It reads, “The very innovations that aim to enhance the way we move from place to place entail first-order cybersecurity challenges.” It also indicates that organizations need to make radical changes in how they view cybersecurity to ensure connected vehicles are secure, vigilant and resilient:

  • Secure – Work on risk management by prioritizing sensitive assets to balance security and productivity.
  • Vigilant – Integrate threat data, IT data and business data to be equipped with context-rich alerts to prioritize incident handling and streamline incident investigation.
  • Resilient – Rapidly adapt and respond to internal or external changes to continue operations with limited business impacts.

The first thing organizations should take away is that this advice applies to the handling of all sensitive data; it’s by no means exclusive to autonomous vehicles. And second, security, vigilance and resilience all are enabled by data governance.

Data Governance Leads the Way

As discussed, data governance is about knowing where your data is and what it’s used for.  This understanding indicates where security resources should be spent to help mitigate data breaches.

Data governance also makes threat data, IT data and business data more readily discoverable, understandable and applicable, meaning any decisions you make regarding security investments are well informed.
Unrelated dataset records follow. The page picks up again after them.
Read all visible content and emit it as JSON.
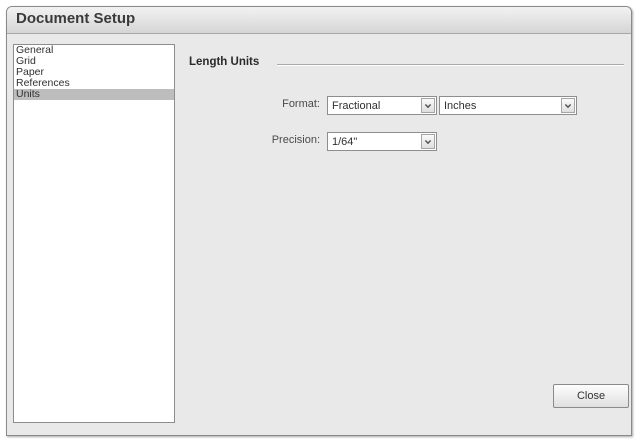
{
  "window": {
    "title": "Document Setup"
  },
  "sidebar": {
    "items": [
      {
        "label": "General"
      },
      {
        "label": "Grid"
      },
      {
        "label": "Paper"
      },
      {
        "label": "References"
      },
      {
        "label": "Units",
        "selected": true
      }
    ]
  },
  "section": {
    "title": "Length Units"
  },
  "format": {
    "label": "Format:",
    "type_value": "Fractional",
    "unit_value": "Inches"
  },
  "precision": {
    "label": "Precision:",
    "value": "1/64\""
  },
  "buttons": {
    "close_label": "Close"
  },
  "icons": {
    "dropdown": "chevron-down-icon"
  },
  "colors": {
    "selected_item": "#bdbdbd",
    "panel_bg": "#e9e9e9"
  }
}
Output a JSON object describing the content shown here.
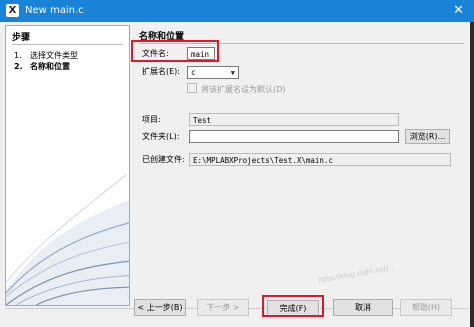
{
  "window": {
    "title": "New main.c",
    "close_glyph": "✕",
    "app_icon_glyph": "X"
  },
  "steps": {
    "header": "步骤",
    "items": [
      {
        "num": "1.",
        "label": "选择文件类型"
      },
      {
        "num": "2.",
        "label": "名称和位置"
      }
    ]
  },
  "panel": {
    "header": "名称和位置",
    "file_name_label": "文件名:",
    "file_name_value": "main",
    "extension_label": "扩展名(E):",
    "extension_value": "c",
    "default_checkbox_label": "将该扩展名设为默认(D)",
    "project_label": "项目:",
    "project_value": "Test",
    "folder_label": "文件夹(L):",
    "folder_value": "",
    "browse_label": "浏览(R)...",
    "created_file_label": "已创建文件:",
    "created_file_value": "E:\\MPLABXProjects\\Test.X\\main.c"
  },
  "buttons": {
    "back": "< 上一步(B)",
    "next": "下一步 >",
    "finish": "完成(F)",
    "cancel": "取消",
    "help": "帮助(H)"
  },
  "watermark": "http://blog.csdn.net/..."
}
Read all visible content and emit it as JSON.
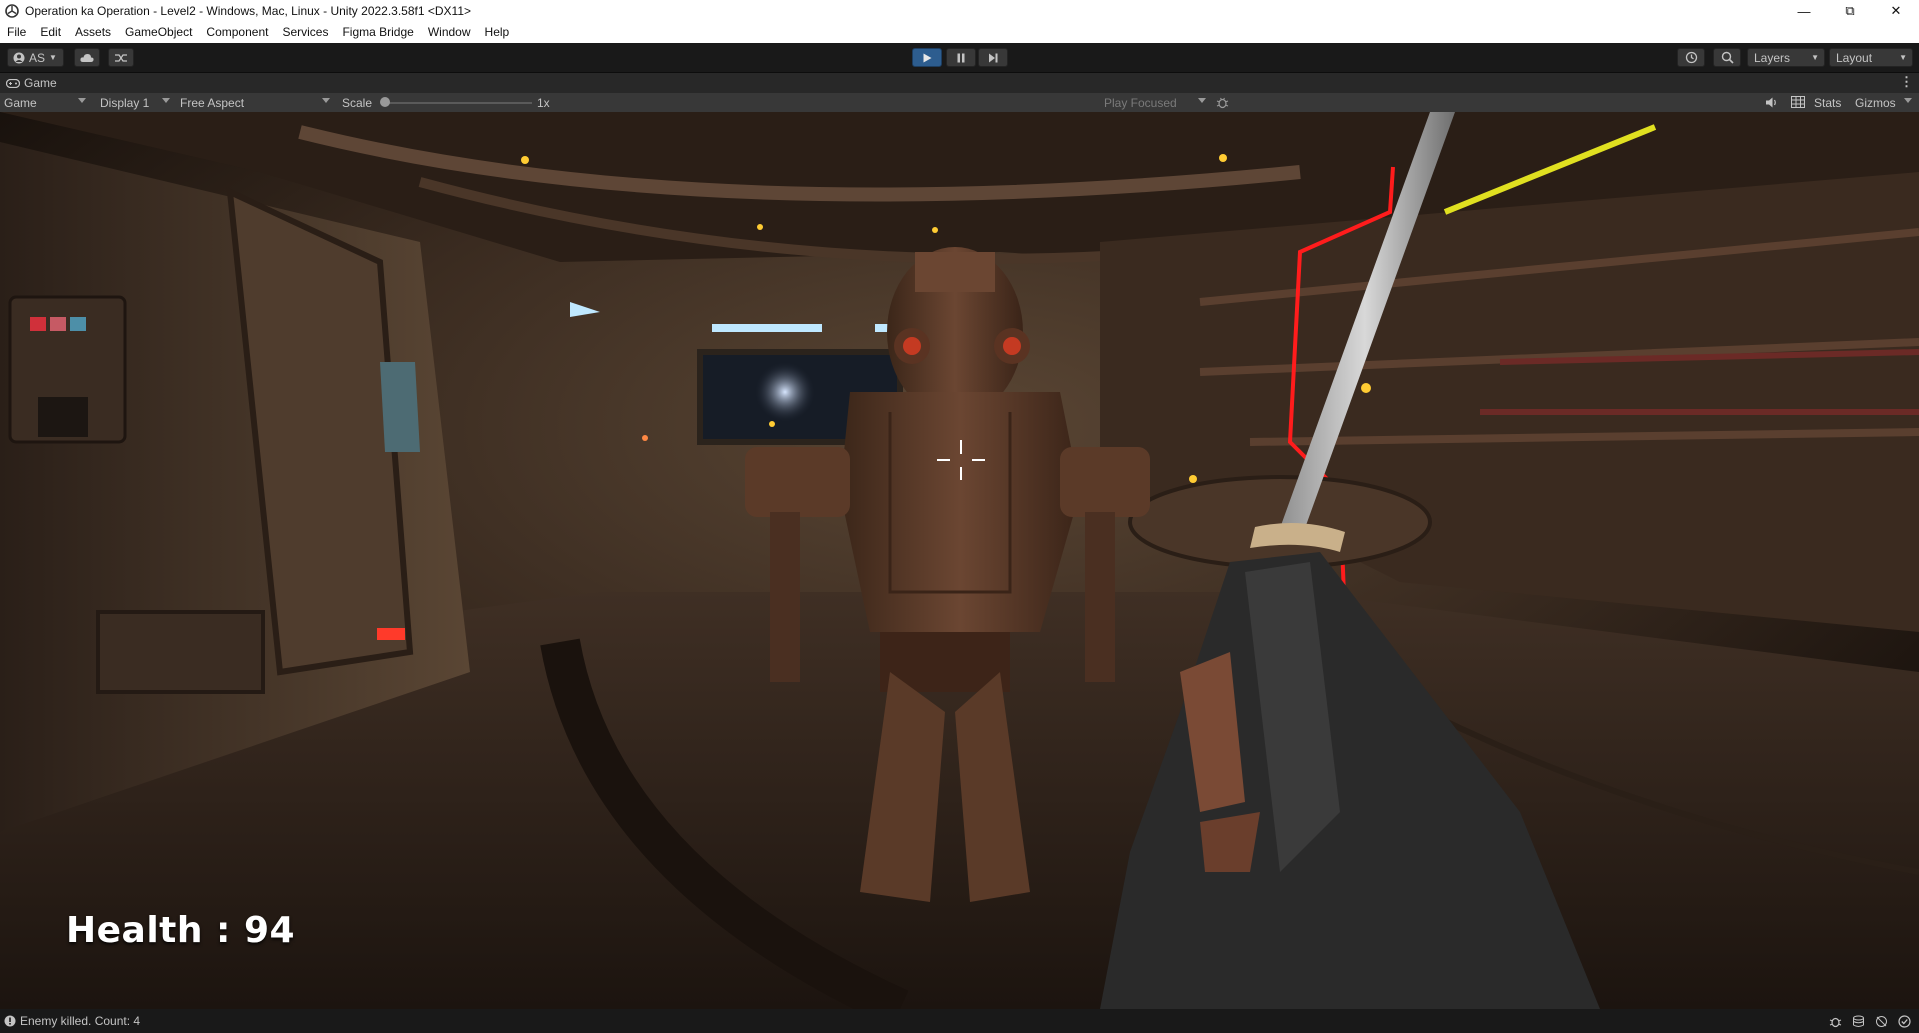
{
  "window": {
    "title": "Operation ka Operation - Level2 - Windows, Mac, Linux - Unity 2022.3.58f1 <DX11>"
  },
  "menu": [
    "File",
    "Edit",
    "Assets",
    "GameObject",
    "Component",
    "Services",
    "Figma Bridge",
    "Window",
    "Help"
  ],
  "toolbar": {
    "account_label": "AS",
    "layers_label": "Layers",
    "layout_label": "Layout"
  },
  "tab": {
    "label": "Game"
  },
  "gamebar": {
    "view_mode": "Game",
    "display": "Display 1",
    "aspect": "Free Aspect",
    "scale_label": "Scale",
    "scale_value": "1x",
    "play_mode": "Play Focused",
    "stats_label": "Stats",
    "gizmos_label": "Gizmos"
  },
  "hud": {
    "health_text": "Health : 94"
  },
  "status": {
    "message": "Enemy killed. Count: 4"
  },
  "colors": {
    "play_active": "#2d5d8f",
    "editor_bg": "#191919",
    "panel": "#383838"
  }
}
In terms of resilience and the ability to rapidly respond, businesses must be agile and collaborative, points of contention in traditional data governance. However, Data Governance 2.0 as defined by Forrester addresses agility in terms of “just enough controls for managing risk, which enables broader and more insightful use of data required by the evolving needs of an expanding business ecosystem.”

As GDPR looms ever near, an understanding of data governance best practices will be indispensable. To get the best of them, click here.

Data governance is everyone's business